Recorded data:
((
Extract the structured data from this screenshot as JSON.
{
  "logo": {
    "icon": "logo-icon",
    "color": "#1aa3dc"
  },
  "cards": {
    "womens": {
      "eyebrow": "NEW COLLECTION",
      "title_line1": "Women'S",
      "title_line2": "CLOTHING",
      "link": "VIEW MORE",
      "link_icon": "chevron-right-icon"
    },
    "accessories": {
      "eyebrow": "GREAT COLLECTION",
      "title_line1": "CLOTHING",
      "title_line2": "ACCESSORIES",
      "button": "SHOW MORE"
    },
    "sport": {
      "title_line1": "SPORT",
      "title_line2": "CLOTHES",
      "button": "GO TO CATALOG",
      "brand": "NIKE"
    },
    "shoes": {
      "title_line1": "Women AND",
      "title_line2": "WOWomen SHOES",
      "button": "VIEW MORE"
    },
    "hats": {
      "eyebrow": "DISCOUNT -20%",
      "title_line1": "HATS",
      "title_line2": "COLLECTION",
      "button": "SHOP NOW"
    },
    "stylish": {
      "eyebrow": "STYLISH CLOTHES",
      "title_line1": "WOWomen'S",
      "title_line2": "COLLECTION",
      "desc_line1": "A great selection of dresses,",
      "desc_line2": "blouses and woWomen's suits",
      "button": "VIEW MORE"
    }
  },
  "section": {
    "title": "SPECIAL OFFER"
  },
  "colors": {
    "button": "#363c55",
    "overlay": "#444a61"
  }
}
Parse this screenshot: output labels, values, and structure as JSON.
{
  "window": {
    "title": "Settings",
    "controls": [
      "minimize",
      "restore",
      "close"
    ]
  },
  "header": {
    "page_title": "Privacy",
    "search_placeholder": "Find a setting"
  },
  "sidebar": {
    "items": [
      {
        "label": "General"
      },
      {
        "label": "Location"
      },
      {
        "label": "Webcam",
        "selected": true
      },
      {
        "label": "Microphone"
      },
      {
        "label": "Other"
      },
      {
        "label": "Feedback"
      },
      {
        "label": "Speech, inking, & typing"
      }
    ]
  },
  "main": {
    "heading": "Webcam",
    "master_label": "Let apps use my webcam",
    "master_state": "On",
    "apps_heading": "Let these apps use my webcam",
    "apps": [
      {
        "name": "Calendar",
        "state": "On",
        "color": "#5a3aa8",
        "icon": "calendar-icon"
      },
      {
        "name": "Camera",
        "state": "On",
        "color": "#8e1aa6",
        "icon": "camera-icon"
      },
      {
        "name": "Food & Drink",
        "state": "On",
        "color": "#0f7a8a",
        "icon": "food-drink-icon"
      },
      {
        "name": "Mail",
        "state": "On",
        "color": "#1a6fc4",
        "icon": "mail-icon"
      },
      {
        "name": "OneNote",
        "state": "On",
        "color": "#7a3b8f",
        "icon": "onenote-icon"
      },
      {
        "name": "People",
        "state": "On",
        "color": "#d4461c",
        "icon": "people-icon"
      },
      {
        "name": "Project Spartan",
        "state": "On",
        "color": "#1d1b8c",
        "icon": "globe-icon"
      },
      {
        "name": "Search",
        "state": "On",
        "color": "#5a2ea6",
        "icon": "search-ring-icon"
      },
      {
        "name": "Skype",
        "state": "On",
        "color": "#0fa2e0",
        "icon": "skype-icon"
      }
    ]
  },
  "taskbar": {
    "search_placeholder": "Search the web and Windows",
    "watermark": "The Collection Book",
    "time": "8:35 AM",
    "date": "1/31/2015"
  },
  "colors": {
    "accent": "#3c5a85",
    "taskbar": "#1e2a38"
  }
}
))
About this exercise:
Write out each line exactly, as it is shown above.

Solution to this exercise:
Extract the structured data from this screenshot as JSON.
{
  "logo": {
    "icon": "logo-icon",
    "color": "#1aa3dc"
  },
  "cards": {
    "womens": {
      "eyebrow": "NEW COLLECTION",
      "title_line1": "Women'S",
      "title_line2": "CLOTHING",
      "link": "VIEW MORE",
      "link_icon": "chevron-right-icon"
    },
    "accessories": {
      "eyebrow": "GREAT COLLECTION",
      "title_line1": "CLOTHING",
      "title_line2": "ACCESSORIES",
      "button": "SHOW MORE"
    },
    "sport": {
      "title_line1": "SPORT",
      "title_line2": "CLOTHES",
      "button": "GO TO CATALOG",
      "brand": "NIKE"
    },
    "shoes": {
      "title_line1": "Women AND",
      "title_line2": "WOWomen SHOES",
      "button": "VIEW MORE"
    },
    "hats": {
      "eyebrow": "DISCOUNT -20%",
      "title_line1": "HATS",
      "title_line2": "COLLECTION",
      "button": "SHOP NOW"
    },
    "stylish": {
      "eyebrow": "STYLISH CLOTHES",
      "title_line1": "WOWomen'S",
      "title_line2": "COLLECTION",
      "desc_line1": "A great selection of dresses,",
      "desc_line2": "blouses and woWomen's suits",
      "button": "VIEW MORE"
    }
  },
  "section": {
    "title": "SPECIAL OFFER"
  },
  "colors": {
    "button": "#363c55",
    "overlay": "#444a61"
  }
}
Parse this screenshot: output labels, values, and structure as JSON.
{
  "window": {
    "title": "Settings",
    "controls": [
      "minimize",
      "restore",
      "close"
    ]
  },
  "header": {
    "page_title": "Privacy",
    "search_placeholder": "Find a setting"
  },
  "sidebar": {
    "items": [
      {
        "label": "General"
      },
      {
        "label": "Location"
      },
      {
        "label": "Webcam",
        "selected": true
      },
      {
        "label": "Microphone"
      },
      {
        "label": "Other"
      },
      {
        "label": "Feedback"
      },
      {
        "label": "Speech, inking, & typing"
      }
    ]
  },
  "main": {
    "heading": "Webcam",
    "master_label": "Let apps use my webcam",
    "master_state": "On",
    "apps_heading": "Let these apps use my webcam",
    "apps": [
      {
        "name": "Calendar",
        "state": "On",
        "color": "#5a3aa8",
        "icon": "calendar-icon"
      },
      {
        "name": "Camera",
        "state": "On",
        "color": "#8e1aa6",
        "icon": "camera-icon"
      },
      {
        "name": "Food & Drink",
        "state": "On",
        "color": "#0f7a8a",
        "icon": "food-drink-icon"
      },
      {
        "name": "Mail",
        "state": "On",
        "color": "#1a6fc4",
        "icon": "mail-icon"
      },
      {
        "name": "OneNote",
        "state": "On",
        "color": "#7a3b8f",
        "icon": "onenote-icon"
      },
      {
        "name": "People",
        "state": "On",
        "color": "#d4461c",
        "icon": "people-icon"
      },
      {
        "name": "Project Spartan",
        "state": "On",
        "color": "#1d1b8c",
        "icon": "globe-icon"
      },
      {
        "name": "Search",
        "state": "On",
        "color": "#5a2ea6",
        "icon": "search-ring-icon"
      },
      {
        "name": "Skype",
        "state": "On",
        "color": "#0fa2e0",
        "icon": "skype-icon"
      }
    ]
  },
  "taskbar": {
    "search_placeholder": "Search the web and Windows",
    "watermark": "The Collection Book",
    "time": "8:35 AM",
    "date": "1/31/2015"
  },
  "colors": {
    "accent": "#3c5a85",
    "taskbar": "#1e2a38"
  }
}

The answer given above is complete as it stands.